You are quoted saying in The Indian Express, May 5 2019, "They are giving me central parts and it is a huge responsibility. There is a very little margin for error for people like me and I just want to make sure that I get better with every project. My inspiration is society, the world we live in. I want to stick to reality and to my observations about society as much as possible. I think we need more women leaders in the country because there is a certain limit to their cunning if at all it is there. Women writers and directors see the world in a different way. I have been fortunately raised in a matriarchal society.” I find the quotes very impressive and an indicator to the stable head you carry. Do tell us how difficult it is for an outsider to the film industry to break in? And about the gender balance in the industry you are working in?

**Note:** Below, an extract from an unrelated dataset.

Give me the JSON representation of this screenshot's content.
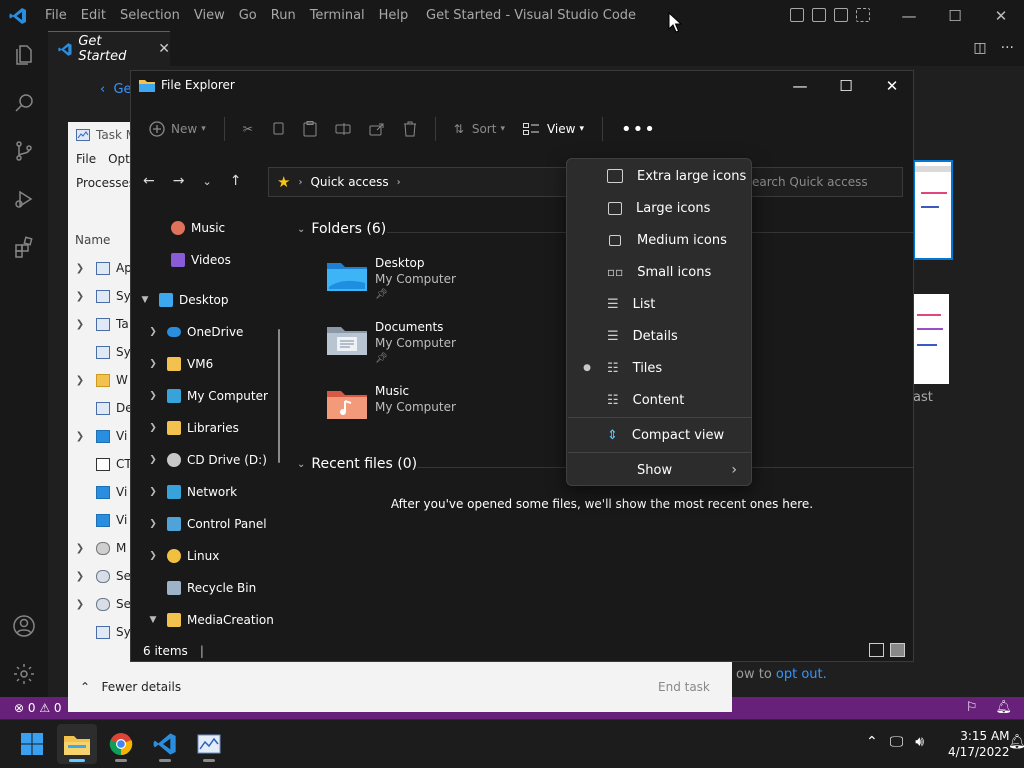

I thank you for your kind words. I think there has been plenty of debate regarding the insider outsider bit. About nepotism. I think all these things exist everywhere.
It’s not just the entertainment industry that has nepotism. Derailing the efforts of the outsider is everywhere. But I also firmly believe that if you are good at what you do, if you are diligent and honest with what you do, people appreciate and recognize your talent.
Regarding the gender balance in the industry I think there has been a concerted effort in the last 7-8 years to bridge the disparity. It will still take some time, but I think it is a work in progress. A very positive change. It’s not just me, but hundreds out there working to bridge the gap, the disparity and bring balance.
What is the one professional compliment that you most treasure?
I recall my co-actor Yami Gautam’s father saying that my performance reminds him of Balraj Sahni. I think it is one of the biggest compliments I have got in my life.
Tell us what you would want to share about your personal life. Do you have a partner?
Yes I have a partner. Everyone knows about her. Her name is Sheetal. We have completed 7 years together. We are really happy in each other’s company and looking forward to spending whatever time we can together.
On Zoom channel is playing the song ‘Sawan Mein Lag Gayi Aag’ from Ginny Weds Sunny. Our man is dancing with such expertise! While giving a closure to this article my eyes again wander towards my window facing Vikrant Massey’s alumni school - St. Anthony’s High School in Versova. I imagine that even today many young boys and girls like Vikrant would be inside the environs of that school giving shape and wings to their talent by educating it.